Love is the most powerful emotion of the human experience. By experience, love is abundant, but by explanation, love becomes unexplainable, yet, understood.
What Is Left Unspoken, Love is a new, thematic exhibition curated by The High Museum of Art Atlanta that features nearly seventy contemporary artworks that examines the multitude of ways to express love. This latest installation explores Love’s nuance through self, community, romance, spirit, friendship and family.
Recognizing those who paved the way for African American journalists.
Through decades of sharing truths and informing the public, black journalists have only been able to spread knowledge mainstream in the late 20th century. As a journalist from The South, it’s imperative that I reflect and pay homage to my professional predecessors, because without them, I would not stand where I am today.
Janis L. Ware
Janis Ware cofounded The Atlanta Voice in 1966 in the heat of the Civil Rights era in the southeast and continues to lead the organization for the well being of Atlanta’s community. She has continued The Atlanta Voice mission as a leader and provider of communal information.
Andre Moses White
In 1980, Andre White and his son founded The Georgia Sentinel, a progressive news outlet for Atlanta’s African American community. While building business in Atlanta, White became the President of the Auburn Avenue Merchants Association and re-established the Auburn Avenue Festival.
John B. Smith Sr.

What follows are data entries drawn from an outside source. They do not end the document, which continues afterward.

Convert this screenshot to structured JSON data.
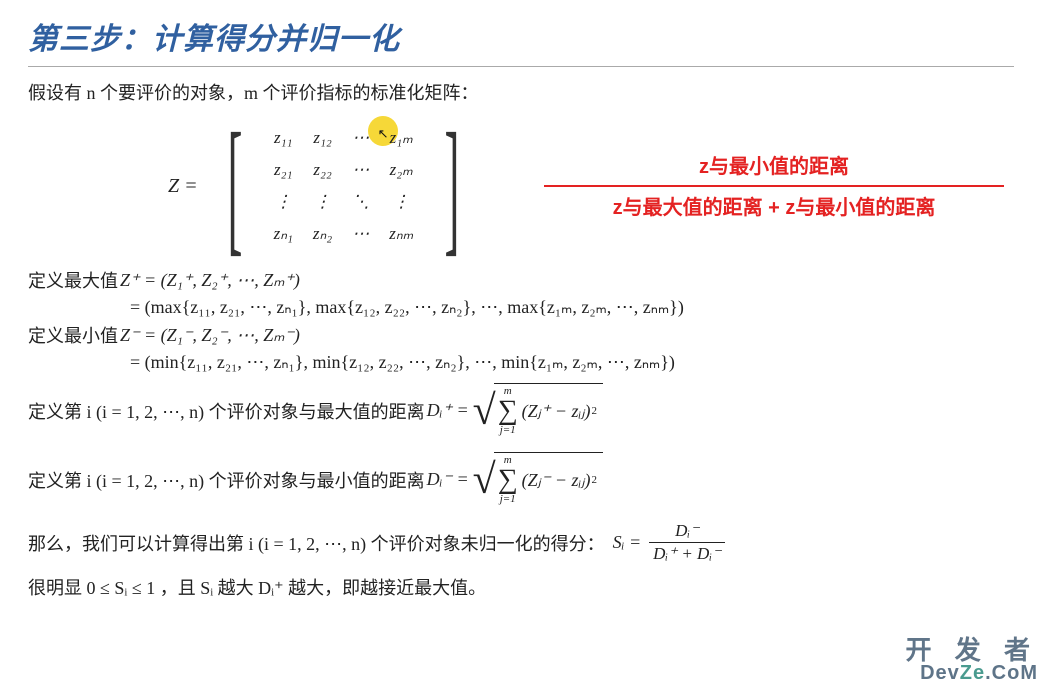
{
  "title": "第三步：计算得分并归一化",
  "intro": "假设有 n 个要评价的对象，m 个评价指标的标准化矩阵：",
  "matrix_eq_lhs": "Z  =",
  "matrix": {
    "r1": [
      "z₁₁",
      "z₁₂",
      "⋯",
      "z₁ₘ"
    ],
    "r2": [
      "z₂₁",
      "z₂₂",
      "⋯",
      "z₂ₘ"
    ],
    "r3": [
      "⋮",
      "⋮",
      "⋱",
      "⋮"
    ],
    "r4": [
      "zₙ₁",
      "zₙ₂",
      "⋯",
      "zₙₘ"
    ]
  },
  "red_formula": {
    "numerator": "z与最小值的距离",
    "denominator": "z与最大值的距离 + z与最小值的距离"
  },
  "def_max_label": "定义最大值",
  "def_max_line1": "Z⁺ = (Z₁⁺, Z₂⁺, ⋯, Zₘ⁺)",
  "def_max_line2": "= (max{z₁₁, z₂₁, ⋯, zₙ₁}, max{z₁₂, z₂₂, ⋯, zₙ₂}, ⋯, max{z₁ₘ, z₂ₘ, ⋯, zₙₘ})",
  "def_min_label": "定义最小值",
  "def_min_line1": "Z⁻ = (Z₁⁻, Z₂⁻, ⋯, Zₘ⁻)",
  "def_min_line2": "= (min{z₁₁, z₂₁, ⋯, zₙ₁}, min{z₁₂, z₂₂, ⋯, zₙ₂}, ⋯, min{z₁ₘ, z₂ₘ, ⋯, zₙₘ})",
  "dist_plus_pre": "定义第 i (i = 1, 2, ⋯, n) 个评价对象与最大值的距离",
  "dist_plus_sym": "Dᵢ⁺ =",
  "dist_minus_pre": "定义第 i (i = 1, 2, ⋯, n) 个评价对象与最小值的距离",
  "dist_minus_sym": "Dᵢ⁻ =",
  "sum_top": "m",
  "sum_bot": "j=1",
  "inner_plus": "(Zⱼ⁺ − zᵢⱼ)",
  "inner_minus": "(Zⱼ⁻ − zᵢⱼ)",
  "squared": "2",
  "score_pre": "那么，我们可以计算得出第 i (i = 1, 2, ⋯, n) 个评价对象未归一化的得分：",
  "score_sym": "Sᵢ  =",
  "frac_num": "Dᵢ⁻",
  "frac_den": "Dᵢ⁺ + Dᵢ⁻",
  "last_line": "很明显 0 ≤ Sᵢ ≤ 1 ，且 Sᵢ 越大 Dᵢ⁺ 越大，即越接近最大值。",
  "watermark": {
    "line1": "开 发 者",
    "line2a": "Dev",
    "line2b": "Ze",
    "line2c": ".CoM"
  }
}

John B. Smith Sr. was a publisher fo the Atlanta Inquirer and a leading voice for young Black voices during the Civil Rights Movement in Atlanta. The Atlanta inquirer was a beacon of light for journalistic truth which pushed the city forward. This produced the integration of services, minority students into white schools, all in the absence of violence.
An acclaimed journalist who was amongst the first group of anchors on CNN. Shaw covered groundbreaking stories including the death of Princess Diana, the Persian Gulf War, the Tiananmen Square revolt and more.
SourcesThe Atlanta Inquirer
The Michigan Chronicle
Moses White Foundation
Virgil Abloh opened his latest installment of his “Figures of Speech” exhibit at The High Museum of Art Atlanta in November 2019. Although I feel that the majority of the flock attended for the limited edition merchandise, the exhibit served the public dynamic approaches to the artist’s current views of social society.
Heavily influenced by Virgil’s fashion, design, and music, Figures of Speech gave viewers a peek into his successful creative spectrum that is HE and OFF-White.
In honor of Virgil’s death on November 28th from a rare form of cancer, I created a video review of the exhibit when I was invited to the media preview that was available before the public.
Please be sure to like, comment, and subscribe to our Youtube channel.